Dr Oz: Allergy Drugs Reviewed
This year could be the worst allergy season any of us has ever seen. Allergist Dr. Clifford Bassett helped Dr. Oz and the audience prepare for the height of Spring Allergy Season.
If you are looking for a cure or relief from your persistent allergy symptoms, here are a few treatments that were discussed on the show.
Dr Oz: Pataday Eye Drops Review
A product called Pataday Eye Drops works by releasing an antihistamine to sooth your watery, itchy eyes. The recommended treatment is one drop in each eye, as needed. You can also wear sunglasses for additional protection from Pollen.
Dr Oz: Patanase Review for Allergies
Have you ever tried a nose spray? They can be strange at first, but sometimes they can really help you get relief.
On today’s show, Dr. Oz and Dr. Clifford Bassett discussed Patanase, a once daily nasal spray that can fight your stuffy nose.
Dr Oz: Nasonex Review for Allergies
Another way to approach your stuffy nose is with Nasonex.
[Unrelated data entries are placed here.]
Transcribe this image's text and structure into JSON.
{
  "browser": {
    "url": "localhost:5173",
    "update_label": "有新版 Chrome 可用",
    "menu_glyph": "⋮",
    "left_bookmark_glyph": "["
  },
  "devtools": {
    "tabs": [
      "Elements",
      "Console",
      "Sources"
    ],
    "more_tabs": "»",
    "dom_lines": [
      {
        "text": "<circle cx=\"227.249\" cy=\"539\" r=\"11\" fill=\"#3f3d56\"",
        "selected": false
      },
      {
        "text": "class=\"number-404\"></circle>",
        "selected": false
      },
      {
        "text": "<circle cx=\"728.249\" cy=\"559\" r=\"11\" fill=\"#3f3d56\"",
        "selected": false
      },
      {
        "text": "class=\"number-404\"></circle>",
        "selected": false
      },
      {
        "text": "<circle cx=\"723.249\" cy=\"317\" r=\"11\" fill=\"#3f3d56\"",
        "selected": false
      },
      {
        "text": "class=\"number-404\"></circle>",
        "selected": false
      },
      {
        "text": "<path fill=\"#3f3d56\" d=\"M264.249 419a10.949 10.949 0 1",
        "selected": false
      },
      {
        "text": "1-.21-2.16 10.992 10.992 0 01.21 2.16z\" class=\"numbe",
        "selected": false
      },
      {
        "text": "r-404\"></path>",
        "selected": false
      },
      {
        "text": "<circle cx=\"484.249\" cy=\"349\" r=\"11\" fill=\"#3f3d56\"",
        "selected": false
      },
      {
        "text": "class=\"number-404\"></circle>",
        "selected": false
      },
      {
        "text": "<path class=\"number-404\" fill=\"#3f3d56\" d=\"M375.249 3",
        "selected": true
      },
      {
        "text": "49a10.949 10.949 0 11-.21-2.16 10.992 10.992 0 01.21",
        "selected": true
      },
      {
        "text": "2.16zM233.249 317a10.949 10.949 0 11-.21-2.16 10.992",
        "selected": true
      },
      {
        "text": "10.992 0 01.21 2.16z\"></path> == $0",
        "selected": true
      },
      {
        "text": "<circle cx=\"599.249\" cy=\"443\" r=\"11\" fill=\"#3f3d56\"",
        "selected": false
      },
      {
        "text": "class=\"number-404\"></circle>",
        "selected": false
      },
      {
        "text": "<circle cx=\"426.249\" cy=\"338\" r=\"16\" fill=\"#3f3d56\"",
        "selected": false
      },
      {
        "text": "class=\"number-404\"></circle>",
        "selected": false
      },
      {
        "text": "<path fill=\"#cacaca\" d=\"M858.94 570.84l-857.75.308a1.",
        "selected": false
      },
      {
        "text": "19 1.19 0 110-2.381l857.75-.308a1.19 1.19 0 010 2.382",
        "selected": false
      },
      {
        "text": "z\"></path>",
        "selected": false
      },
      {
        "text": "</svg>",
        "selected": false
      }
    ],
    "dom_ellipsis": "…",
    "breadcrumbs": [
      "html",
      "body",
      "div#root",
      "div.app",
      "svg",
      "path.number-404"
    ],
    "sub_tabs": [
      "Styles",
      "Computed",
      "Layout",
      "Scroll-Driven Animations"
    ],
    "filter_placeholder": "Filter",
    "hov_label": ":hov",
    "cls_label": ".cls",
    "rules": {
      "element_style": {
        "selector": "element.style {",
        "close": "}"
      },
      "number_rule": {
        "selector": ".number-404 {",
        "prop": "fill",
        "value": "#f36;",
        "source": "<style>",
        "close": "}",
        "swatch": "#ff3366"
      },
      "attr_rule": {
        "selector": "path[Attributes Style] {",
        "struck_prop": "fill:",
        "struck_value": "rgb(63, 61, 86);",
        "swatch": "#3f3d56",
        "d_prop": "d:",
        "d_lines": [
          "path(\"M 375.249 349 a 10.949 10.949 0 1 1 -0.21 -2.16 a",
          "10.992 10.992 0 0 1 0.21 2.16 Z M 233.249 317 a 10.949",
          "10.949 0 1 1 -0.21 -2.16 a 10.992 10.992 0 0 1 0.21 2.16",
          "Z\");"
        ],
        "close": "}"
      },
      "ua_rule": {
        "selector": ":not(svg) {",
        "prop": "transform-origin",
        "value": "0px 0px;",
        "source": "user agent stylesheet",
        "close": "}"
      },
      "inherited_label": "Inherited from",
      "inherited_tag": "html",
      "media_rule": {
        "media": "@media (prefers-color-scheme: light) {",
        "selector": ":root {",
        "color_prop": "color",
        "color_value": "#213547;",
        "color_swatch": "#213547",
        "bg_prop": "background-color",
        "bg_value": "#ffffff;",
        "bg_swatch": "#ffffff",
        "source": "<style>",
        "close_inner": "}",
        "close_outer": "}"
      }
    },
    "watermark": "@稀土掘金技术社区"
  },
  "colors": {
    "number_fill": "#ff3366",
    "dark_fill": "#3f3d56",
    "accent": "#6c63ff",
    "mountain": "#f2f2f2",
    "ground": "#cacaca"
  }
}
Think of the cartoon bee, which proves that annoying commercial gimmicks are effective for getting consumers to remember products.
Nasonex is another once-a-day nasal spray, taken as needed for nasal congestion.
Dr Oz: Zyrtec Review
Zyrtec is an antihistamine, which can help keep Pollen from upsetting your allergy symptoms. You can get it as a capsule or a liquid, and it might even help you relax. The typical dosage is 10 mg daily.
Dr Oz: Claritin Review
Claritin is a common over the counter allergy medicine, a pill that fights common symptoms. The dosage for Claritin is usually 5 mg each day.
Dr Oz: Saline Remedy for Allergies
You can use Saline Spray to quickly clear up those persistent sneezing fits associated with allergies. It’s safe for kids, and most sprays aren’t medicated, so you can use them as often as you need to.
Doctor Oz: Baby Shampoo for Allergies
Baby Shampoo is often advertised as having a no tears formula, so young ones don’t get upset if shampoo gets in their eyes. You can actually use it for allergy relief because it can irrigate your eyelids and help clear out any pollen that’s built up there.
Dr Oz: Can A Hat Prevent Allergy Symptoms?
Though hats may be fashionable (Victoria Beckham) or iconic (Aretha Franklin), Dr. Bassett said they can actually help you cure your allergy affected nose. Wearing a hat can actually prevent pollen from getting in your face, and collecting in your nose or eyes.
On the other hand, he suggested avoiding hair gels, which actually attract pollen to you. You can also wash your hair at night to make sure you get all the pollen out before you climb into bed.
Dr Oz: Allergy Shots Long Term Relief
Allergy shots are another form of prevention, according to Doctor Oz. Dr. Bassett said that up to 90% of people can see long term benefits from these types of shots.
Would you try an allergy shot, or do you prefer another remedy for your symptoms?